“On a conceptual level, there’s nothing worse than if you go on vacation and want to get something of that place, and you find out it’s made somewhere else with no connection at all to the place where you’ve traveled,” said Topo Designs President Jedd Rose. “Having something that’s really genuinely from the place where you buy it takes the ownership experience to the nth degree, past the aesthetic connection. By making our products locally — in Colorado and California — people can feel the essence of the place.”
Rose was raised in Laramie, WY, an hour north of where he lives now in Fort Collins, CO. He grew up fishing, camping and hunting in his native state and in Colorado, which has been home now for 10 years. In his youth, Rose said he was inspired by gear and apparel shops and brands like Bradley Mountain Wear and Atmosphere Mountainworks in his hometown, and later by Colorado shops like Gerry Outdoors in Boulder and Mountainsmith in Golden. It was the type of retail experience where the consumer becomes a patron, knows the owner by first name, and can talk shop with the tailor behind the sewing machine.
“I like the fact that those companies were local. I could go talk to the guy that made what I bought and stare at the sewing machines, which were ready for him right when I left. Then, every time I picked up what I’d bought, I had a connection with where it came from — and a direct connection with the brand in that way,” said Rose, who eventually dove into needlecraft as a hobby. What would evolve into Topo Designs was Rose clicking away at a sewing machine in his basement solo in 2007, for fun. He wanted to learn how to sew, build patterns and create a bag.
A year later, Rose was building prototypes and Topo Designs CEO Mark Hansen jumped on board to help found the business and search for a manufacturer. They partnered with a lead sewer from a Colorado shop who had just started his own factory and was willing to work in small batch orders — just the ingredient Topo needed in order to get off the ground.
“We didn’t have a lot of money to put into a lot of orders up front. We lucked out because he was willing to work with us, and we still work together today. He’s grown his business while we’ve grown ours. It’s been so great,” Rose said.
Only a 20-minute drive from the factory, Rose is able to be a part of the creation process, any day of the week. Product changes are quick, and the team can focus on small details and quality — both of which tie into another value of the brand: sustainability.

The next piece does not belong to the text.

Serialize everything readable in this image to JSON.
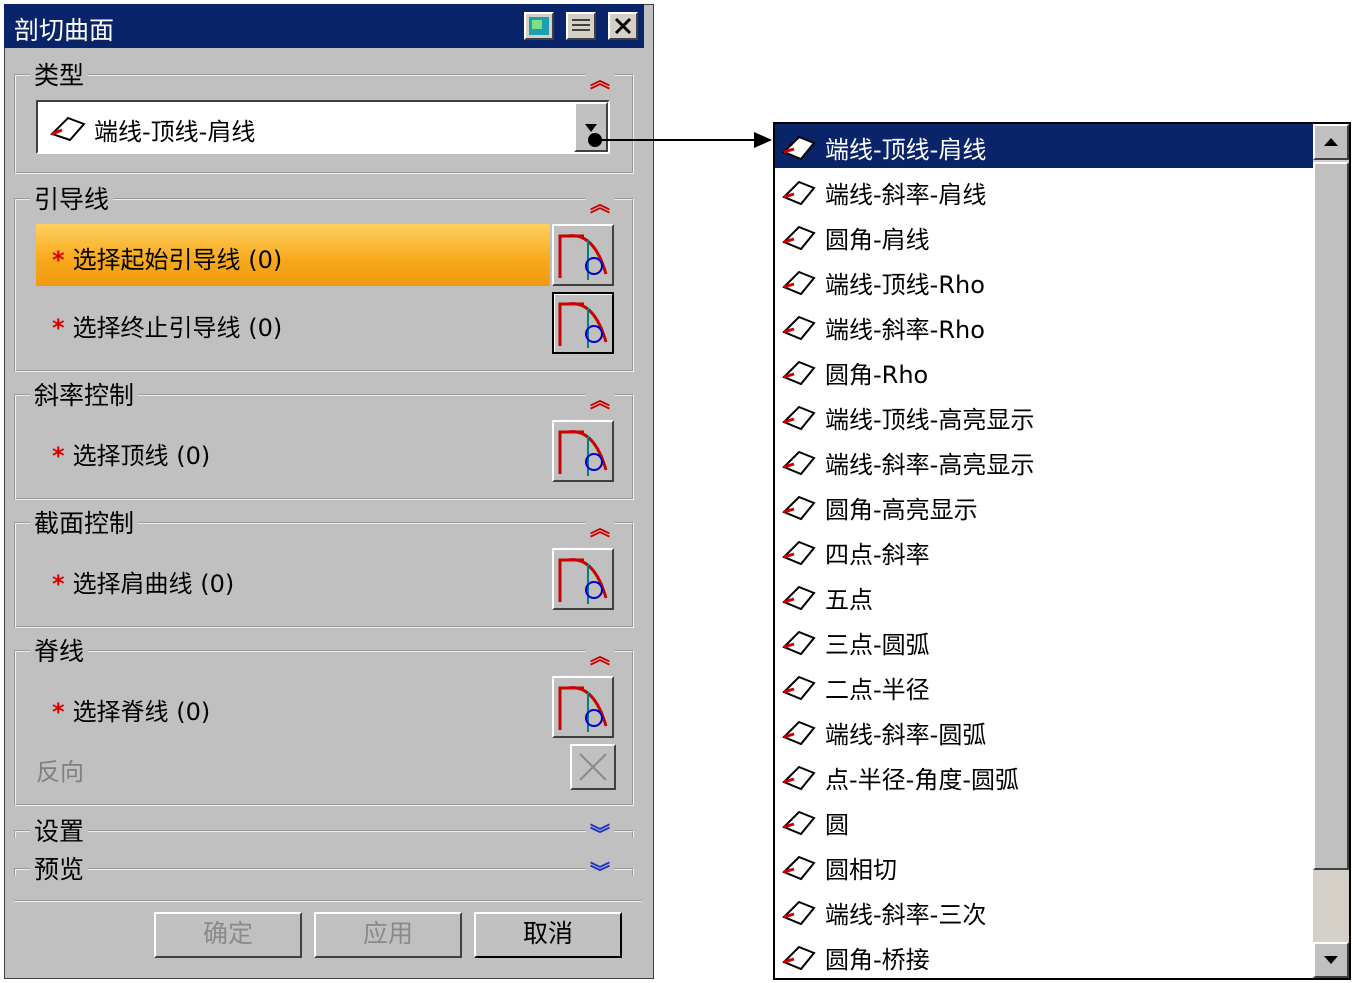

“We don’t get rid of an entire product or line because the calendar says we need to close out. And we want things to last for a long time. We hope that when someone makes an investment, she or he will be able to buy fewer things, which reduces waste as well.”
Topo emphasizes utilitarian designs that can be comfortably used in any environment, from downtown to the campsite, and offers a lifetime warranty. If it breaks, they repair it. “Most often, people get attached to the piece that they’ve loved and sewn patches on,” Rose said, so “they’re super happy with a repair.”
Overall, such flexible manufacturing enables the small company to be nimble with production. Rather than being committed to seasonal turnover or order deadlines, it can create new product whenever. Not to mention that by having domestic partners, Topo doesn’t bear the burden of international travel costs and time.
But no business model is without challenges.
“Now that we’re at a point where we’re trying to increase our product offering and widen the breadth, it’s a little tricky,” Rose said, because “the amount of sew shops here in the U.S. is relatively limited, as well as the number of people who are really skilled sewers. Combining those two together to have enough output is a challenge.”
The current solutions? Convince the current factories to staff up more, or find another factory to help with the overflow work.
Topo maintains an open door for consumers to chat about products in any of their local shops, as well as brands. They have a long list of product collaborations, from Salomon and Howler Brother to Danner and Woolrich. Such partnerships funnel both of the brands toward new audiences, sharing their stories in a fresh light. On a personal level, they allow Topo to make products they don’t usually create, like helmets with Giro.
In the pipeline, Rose wants to “keep on doing what we’re doing. I feel super lucky I get to come to work everyday.”
Photos courtesy Topo Designs